And that is what always chills me when I think of the ways Mishima brackets the uprising in Patriotism and the way he himself chose to die. The lieutenant slices into himself, his insides bursting out, for an idea that is rooted in a void, an emptiness that only reflects the one looking into it. Likewise, the insurgents placed their faith in a figure they believed would solve the problems of the present by returning to an imagined past when, in reality, that figure ordered their capture and trial. Presently, those who support Trump place their hope in a man ostensibly outside of political circles, only to find that he is as self-serving as the other elites that he so adamantly promised to drain from Washington.
Long live the Emperor.
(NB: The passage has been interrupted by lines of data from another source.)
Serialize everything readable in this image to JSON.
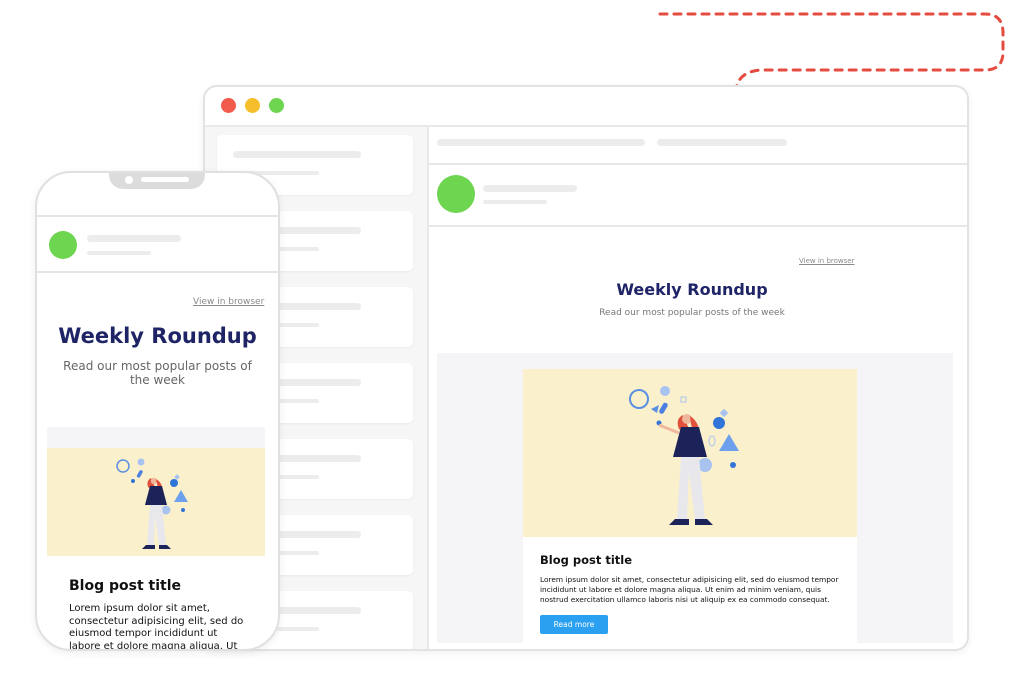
{
  "colors": {
    "accent_dash": "#e54b3f",
    "traffic_red": "#f25b4c",
    "traffic_yellow": "#f5be2a",
    "traffic_green": "#6dd54f",
    "avatar": "#6dd54f",
    "title": "#1e2466",
    "button": "#2b9ff0",
    "illustration_bg": "#fbf0cc"
  },
  "desktop": {
    "view_in_browser": "View in browser",
    "title": "Weekly Roundup",
    "subtitle": "Read our most popular posts of the week",
    "card": {
      "title": "Blog post title",
      "body": "Lorem ipsum dolor sit amet, consectetur adipisicing elit, sed do eiusmod tempor incididunt ut labore et dolore magna aliqua. Ut enim ad minim veniam, quis nostrud exercitation ullamco laboris nisi ut aliquip ex ea commodo consequat.",
      "button": "Read more"
    }
  },
  "mobile": {
    "view_in_browser": "View in browser",
    "title": "Weekly Roundup",
    "subtitle": "Read our most popular posts of the week",
    "card": {
      "title": "Blog post title",
      "body": "Lorem ipsum dolor sit amet, consectetur adipisicing elit, sed do eiusmod tempor incididunt ut labore et dolore magna aliqua. Ut enim ad minim"
    }
  },
  "icons": [
    "illustration-person-juggling-shapes",
    "avatar-placeholder"
  ]
}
Mishima’s work and death has often been exoticized as something specifically Japanese. But stripping away the lens of seppuku reveals existential concerns that were already in circulation in Europe and the United States, too. Many thinkers were fussing with the contradictions of modern living and the problems with a rapidly globalizing, capitalist world. His sense that something was not right in Japan at the time and his existential fixation on the past is something I can begin to understand. I do believe that there is something not right with the way the world is right now.
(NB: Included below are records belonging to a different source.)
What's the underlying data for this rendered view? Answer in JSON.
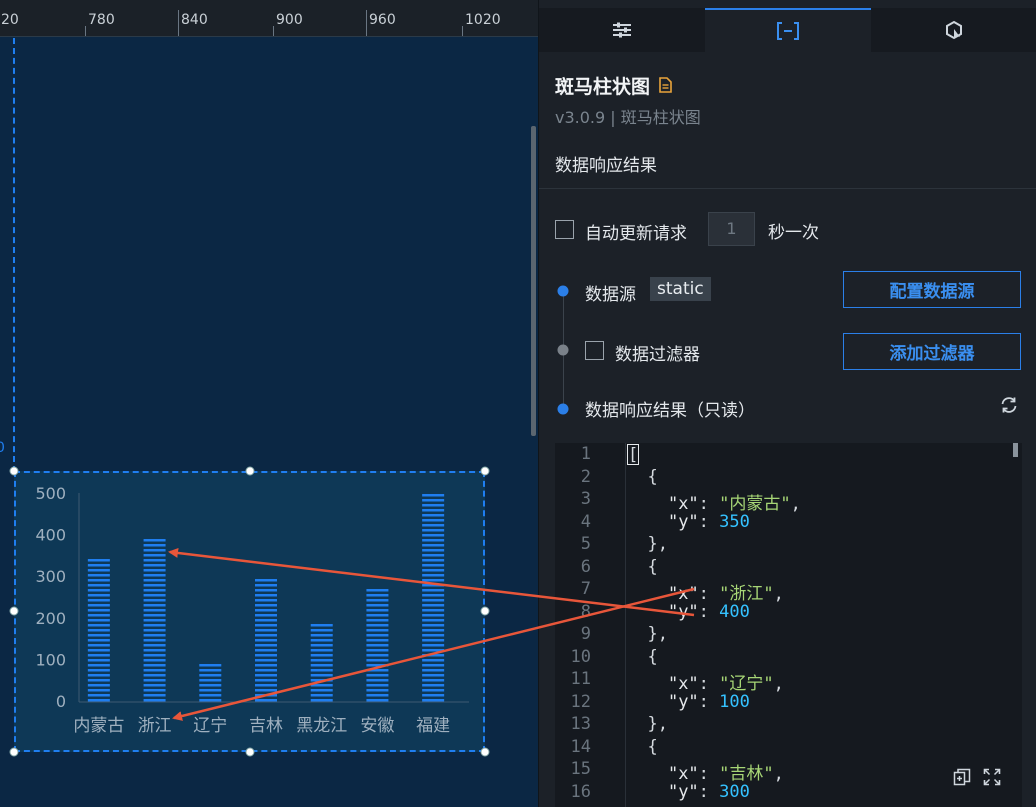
{
  "ruler": {
    "labels": [
      "20",
      "780",
      "840",
      "900",
      "960",
      "1020"
    ]
  },
  "canvas": {
    "edge_label": "0"
  },
  "chart_data": {
    "type": "bar",
    "categories": [
      "内蒙古",
      "浙江",
      "辽宁",
      "吉林",
      "黑龙江",
      "安徽",
      "福建"
    ],
    "values": [
      350,
      400,
      100,
      300,
      195,
      275,
      500
    ],
    "ylim": [
      0,
      500
    ],
    "y_ticks": [
      "0",
      "100",
      "200",
      "300",
      "400",
      "500"
    ],
    "style": "zebra-striped",
    "bar_color": "#1f7ef0"
  },
  "panel": {
    "tabs": [
      {
        "icon": "sliders-icon",
        "active": false
      },
      {
        "icon": "data-bracket-icon",
        "active": true
      },
      {
        "icon": "interaction-icon",
        "active": false
      }
    ],
    "component_title": "斑马柱状图",
    "doc_icon": "document-icon",
    "component_version": "v3.0.9 | 斑马柱状图",
    "section_title": "数据响应结果",
    "auto_update": {
      "label": "自动更新请求",
      "value": "1",
      "suffix": "秒一次",
      "checked": false
    },
    "datasource": {
      "label": "数据源",
      "tag": "static",
      "button": "配置数据源"
    },
    "filter": {
      "label": "数据过滤器",
      "button": "添加过滤器",
      "checked": false
    },
    "response": {
      "label": "数据响应结果（只读）"
    },
    "code": {
      "line_numbers": [
        "1",
        "2",
        "3",
        "4",
        "5",
        "6",
        "7",
        "8",
        "9",
        "10",
        "11",
        "12",
        "13",
        "14",
        "15",
        "16"
      ],
      "lines": [
        "[",
        "  {",
        "    \"x\": \"内蒙古\",",
        "    \"y\": 350",
        "  },",
        "  {",
        "    \"x\": \"浙江\",",
        "    \"y\": 400",
        "  },",
        "  {",
        "    \"x\": \"辽宁\",",
        "    \"y\": 100",
        "  },",
        "  {",
        "    \"x\": \"吉林\",",
        "    \"y\": 300"
      ]
    },
    "colors": {
      "accent": "#2b7fe8",
      "arrow": "#e8563a",
      "string": "#a7d676",
      "number": "#35c2ff"
    }
  }
}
Mishima’s political fantasies provide a way to discuss the wave of global fascism currently sweeping many countries, including the United States. The point is not whether Mishima was ever a card-carrying fascist (he was not), but rather that there was something in this iconography and worldview that resonated with him and that resonance led to an action. Looking through Mishima and his emphasis on the figure of the emperor as a lens, it’s clear that little of what we see in the alt-right is about Trump as a person or even as a political figure. It was never just about the political—it was very much always about the personal and what Trump gives people permission to feel, and what personal drives can be elevated to the national level under the guise of patriotism.
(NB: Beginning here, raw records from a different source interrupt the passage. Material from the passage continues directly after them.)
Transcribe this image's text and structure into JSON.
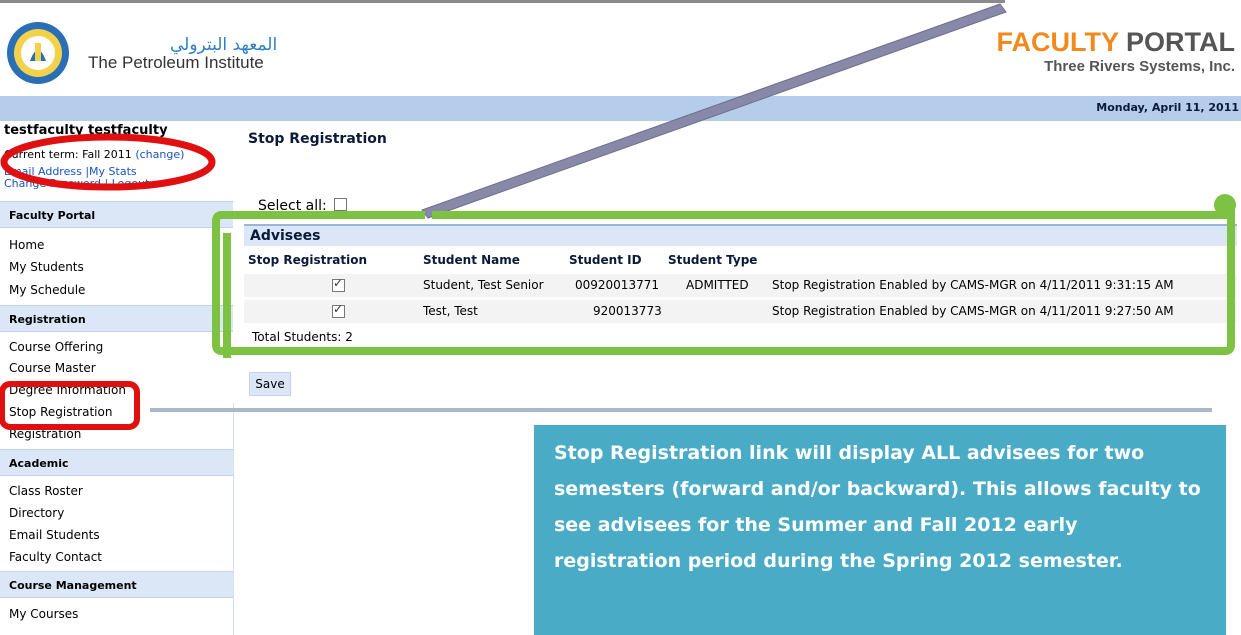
{
  "header": {
    "institute_arabic": "المعهد البترولي",
    "institute_english": "The Petroleum Institute",
    "portal_title_word1": "FACULTY",
    "portal_title_word2": "PORTAL",
    "portal_subtitle": "Three Rivers Systems, Inc.",
    "date": "Monday, April 11, 2011"
  },
  "sidebar": {
    "user_name": "testfaculty testfaculty",
    "term_label": "Current term: Fall 2011",
    "term_change": "(change)",
    "link_email": "Email Address",
    "link_stats": "My Stats",
    "link_password": "Change Password",
    "link_logout": "Logout",
    "sections": [
      {
        "title": "Faculty Portal",
        "items": [
          "Home",
          "My Students",
          "My Schedule"
        ]
      },
      {
        "title": "Registration",
        "items": [
          "Course Offering",
          "Course Master",
          "Degree Information",
          "Stop Registration",
          "Registration"
        ]
      },
      {
        "title": "Academic",
        "items": [
          "Class Roster",
          "Directory",
          "Email Students",
          "Faculty Contact"
        ]
      },
      {
        "title": "Course Management",
        "items": [
          "My Courses"
        ]
      }
    ]
  },
  "main": {
    "page_title": "Stop Registration",
    "select_all_label": "Select all:",
    "advisees_title": "Advisees",
    "columns": [
      "Stop Registration",
      "Student Name",
      "Student ID",
      "Student Type"
    ],
    "rows": [
      {
        "checked": true,
        "name": "Student, Test Senior",
        "id": "00920013771",
        "type": "ADMITTED",
        "status": "Stop Registration Enabled by CAMS-MGR on 4/11/2011 9:31:15 AM"
      },
      {
        "checked": true,
        "name": "Test, Test",
        "id": "920013773",
        "type": "",
        "status": "Stop Registration Enabled by CAMS-MGR on 4/11/2011 9:27:50 AM"
      }
    ],
    "total_label": "Total Students: 2",
    "save_label": "Save"
  },
  "callout": {
    "text": "Stop Registration link will display ALL advisees for two semesters (forward and/or backward). This allows faculty to see advisees for the Summer and Fall 2012 early registration period during the Spring 2012 semester."
  },
  "colors": {
    "accent_orange": "#f08a1d",
    "header_blue": "#b5cdea",
    "section_blue": "#dbe7f6",
    "callout_teal": "#4aabc7",
    "annotation_red": "#e01010",
    "annotation_green": "#7dc242"
  }
}
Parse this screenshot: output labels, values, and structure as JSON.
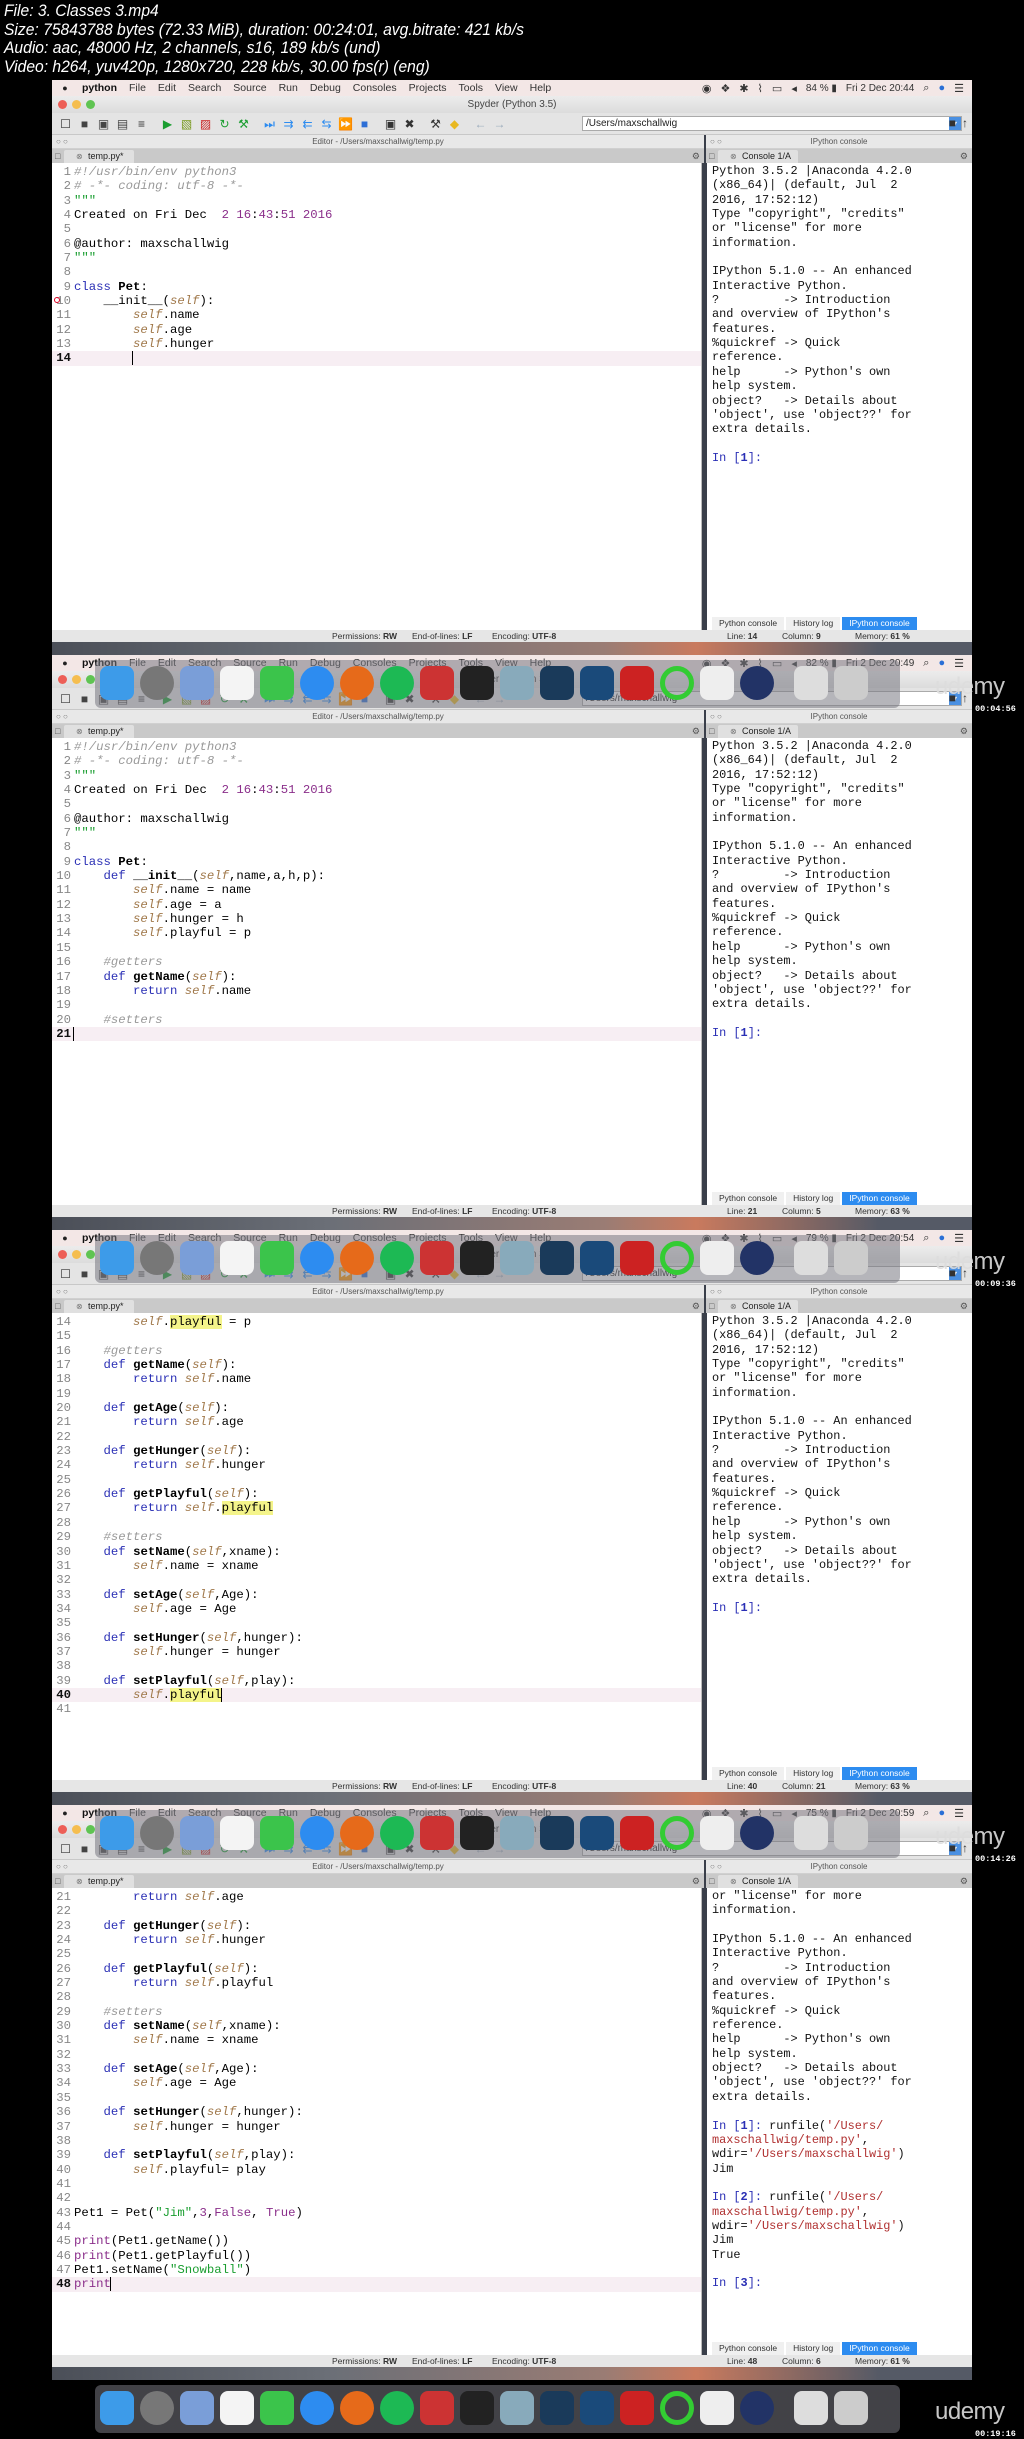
{
  "file_info": {
    "lines": [
      "File: 3. Classes 3.mp4",
      "Size: 75843788 bytes (72.33 MiB), duration: 00:24:01, avg.bitrate: 421 kb/s",
      "Audio: aac, 48000 Hz, 2 channels, s16, 189 kb/s (und)",
      "Video: h264, yuv420p, 1280x720, 228 kb/s, 30.00 fps(r) (eng)"
    ]
  },
  "common": {
    "menu": [
      "python",
      "File",
      "Edit",
      "Search",
      "Source",
      "Run",
      "Debug",
      "Consoles",
      "Projects",
      "Tools",
      "View",
      "Help"
    ],
    "window_title": "Spyder (Python 3.5)",
    "working_dir": "/Users/maxschallwig",
    "editor_header": "Editor - /Users/maxschallwig/temp.py",
    "console_header": "IPython console",
    "editor_tab": "temp.py*",
    "console_tab": "Console 1/A",
    "console_tabs": [
      "Python console",
      "History log",
      "IPython console"
    ],
    "status_labels": {
      "permissions": "Permissions:",
      "eol": "End-of-lines:",
      "encoding": "Encoding:",
      "line": "Line:",
      "column": "Column:",
      "memory": "Memory:"
    },
    "status_values": {
      "permissions": "RW",
      "eol": "LF",
      "encoding": "UTF-8"
    },
    "watermark": "udemy",
    "date": "Fri 2 Dec",
    "toolbar_icons": [
      "new-file-icon",
      "open-file-icon",
      "save-icon",
      "save-all-icon",
      "outline-icon",
      "run-icon",
      "run-cell-icon",
      "run-cell-advance-icon",
      "rerun-icon",
      "debug-icon",
      "step-icon",
      "indent-icon",
      "unindent-icon",
      "continue-icon",
      "fast-forward-icon",
      "stop-icon",
      "maximize-pane-icon",
      "fullscreen-icon",
      "preferences-icon",
      "python-path-icon",
      "back-icon",
      "forward-icon"
    ]
  },
  "frames": [
    {
      "battery": "84 %",
      "time": "20:44",
      "timestamp": "00:04:56",
      "status": {
        "line": "14",
        "column": "9",
        "memory": "61 %"
      },
      "first_line": 1,
      "current_line": 14,
      "breakpoint_line": 10,
      "code": [
        "#!/usr/bin/env python3",
        "# -*- coding: utf-8 -*-",
        "\"\"\"",
        "Created on Fri Dec  2 16:43:51 2016",
        "",
        "@author: maxschallwig",
        "\"\"\"",
        "",
        "class Pet:",
        "    __init__(self):",
        "        self.name",
        "        self.age",
        "        self.hunger",
        "        "
      ],
      "console": [
        "Python 3.5.2 |Anaconda 4.2.0",
        "(x86_64)| (default, Jul  2",
        "2016, 17:52:12)",
        "Type \"copyright\", \"credits\"",
        "or \"license\" for more",
        "information.",
        "",
        "IPython 5.1.0 -- An enhanced",
        "Interactive Python.",
        "?         -> Introduction",
        "and overview of IPython's",
        "features.",
        "%quickref -> Quick",
        "reference.",
        "help      -> Python's own",
        "help system.",
        "object?   -> Details about",
        "'object', use 'object??' for",
        "extra details.",
        "",
        "In [1]:"
      ]
    },
    {
      "battery": "82 %",
      "time": "20:49",
      "timestamp": "00:09:36",
      "status": {
        "line": "21",
        "column": "5",
        "memory": "63 %"
      },
      "first_line": 1,
      "current_line": 21,
      "breakpoint_line": null,
      "code": [
        "#!/usr/bin/env python3",
        "# -*- coding: utf-8 -*-",
        "\"\"\"",
        "Created on Fri Dec  2 16:43:51 2016",
        "",
        "@author: maxschallwig",
        "\"\"\"",
        "",
        "class Pet:",
        "    def __init__(self,name,a,h,p):",
        "        self.name = name",
        "        self.age = a",
        "        self.hunger = h",
        "        self.playful = p",
        "",
        "    #getters",
        "    def getName(self):",
        "        return self.name",
        "",
        "    #setters",
        ""
      ],
      "console": [
        "Python 3.5.2 |Anaconda 4.2.0",
        "(x86_64)| (default, Jul  2",
        "2016, 17:52:12)",
        "Type \"copyright\", \"credits\"",
        "or \"license\" for more",
        "information.",
        "",
        "IPython 5.1.0 -- An enhanced",
        "Interactive Python.",
        "?         -> Introduction",
        "and overview of IPython's",
        "features.",
        "%quickref -> Quick",
        "reference.",
        "help      -> Python's own",
        "help system.",
        "object?   -> Details about",
        "'object', use 'object??' for",
        "extra details.",
        "",
        "In [1]:"
      ]
    },
    {
      "battery": "79 %",
      "time": "20:54",
      "timestamp": "00:14:26",
      "status": {
        "line": "40",
        "column": "21",
        "memory": "63 %"
      },
      "first_line": 14,
      "current_line": 40,
      "breakpoint_line": null,
      "highlight_word": "playful",
      "code": [
        "        self.playful = p",
        "",
        "    #getters",
        "    def getName(self):",
        "        return self.name",
        "",
        "    def getAge(self):",
        "        return self.age",
        "",
        "    def getHunger(self):",
        "        return self.hunger",
        "",
        "    def getPlayful(self):",
        "        return self.playful",
        "",
        "    #setters",
        "    def setName(self,xname):",
        "        self.name = xname",
        "",
        "    def setAge(self,Age):",
        "        self.age = Age",
        "",
        "    def setHunger(self,hunger):",
        "        self.hunger = hunger",
        "",
        "    def setPlayful(self,play):",
        "        self.playful",
        ""
      ],
      "console": [
        "Python 3.5.2 |Anaconda 4.2.0",
        "(x86_64)| (default, Jul  2",
        "2016, 17:52:12)",
        "Type \"copyright\", \"credits\"",
        "or \"license\" for more",
        "information.",
        "",
        "IPython 5.1.0 -- An enhanced",
        "Interactive Python.",
        "?         -> Introduction",
        "and overview of IPython's",
        "features.",
        "%quickref -> Quick",
        "reference.",
        "help      -> Python's own",
        "help system.",
        "object?   -> Details about",
        "'object', use 'object??' for",
        "extra details.",
        "",
        "In [1]:"
      ]
    },
    {
      "battery": "75 %",
      "time": "20:59",
      "timestamp": "00:19:16",
      "status": {
        "line": "48",
        "column": "6",
        "memory": "61 %"
      },
      "first_line": 21,
      "current_line": 48,
      "breakpoint_line": null,
      "code": [
        "        return self.age",
        "",
        "    def getHunger(self):",
        "        return self.hunger",
        "",
        "    def getPlayful(self):",
        "        return self.playful",
        "",
        "    #setters",
        "    def setName(self,xname):",
        "        self.name = xname",
        "",
        "    def setAge(self,Age):",
        "        self.age = Age",
        "",
        "    def setHunger(self,hunger):",
        "        self.hunger = hunger",
        "",
        "    def setPlayful(self,play):",
        "        self.playful= play",
        "",
        "",
        "Pet1 = Pet(\"Jim\",3,False, True)",
        "",
        "print(Pet1.getName())",
        "print(Pet1.getPlayful())",
        "Pet1.setName(\"Snowball\")",
        "print"
      ],
      "console": [
        "or \"license\" for more",
        "information.",
        "",
        "IPython 5.1.0 -- An enhanced",
        "Interactive Python.",
        "?         -> Introduction",
        "and overview of IPython's",
        "features.",
        "%quickref -> Quick",
        "reference.",
        "help      -> Python's own",
        "help system.",
        "object?   -> Details about",
        "'object', use 'object??' for",
        "extra details.",
        "",
        "In [1]: runfile('/Users/",
        "maxschallwig/temp.py',",
        "wdir='/Users/maxschallwig')",
        "Jim",
        "",
        "In [2]: runfile('/Users/",
        "maxschallwig/temp.py',",
        "wdir='/Users/maxschallwig')",
        "Jim",
        "True",
        "",
        "In [3]:"
      ]
    }
  ]
}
But the sense that ‘these things shouldn’t be happening now’ cuts both ways simultaneously. The sense of anachronism galvanizes both those who seek a new future through progressive reform and those who fear the world they see now and retreat into the mythologized past. So many of us feel that what is happening shouldn’t be happening now. What can those of us who naively felt caught off guard by the election, the rally, the continued corruption in the White House learn from these moments? We can realize that things are rarely as anachronistic as they seem. There were plenty of voices throughout the early days of Trump’s presidential campaign, particularly critics of color, who warned of the dangers of believing that the contemporary was somehow wholly cut off from the past. While Mishima’s death, like the Charlottesville Rally, seemed to be a disorienting return to the past these apparent sudden breakages in time reveal a crack that always lingered below the surface. Without learning from what appears as anachronism, we could easily fall prey to another trick of time: repetition. It is important to keep our eyes on the path that these minute cracks in time take, learning to anticipate how the past could impact our present and adjust our actions in the hope of working towards a world that looks different from where we came from and where we are now.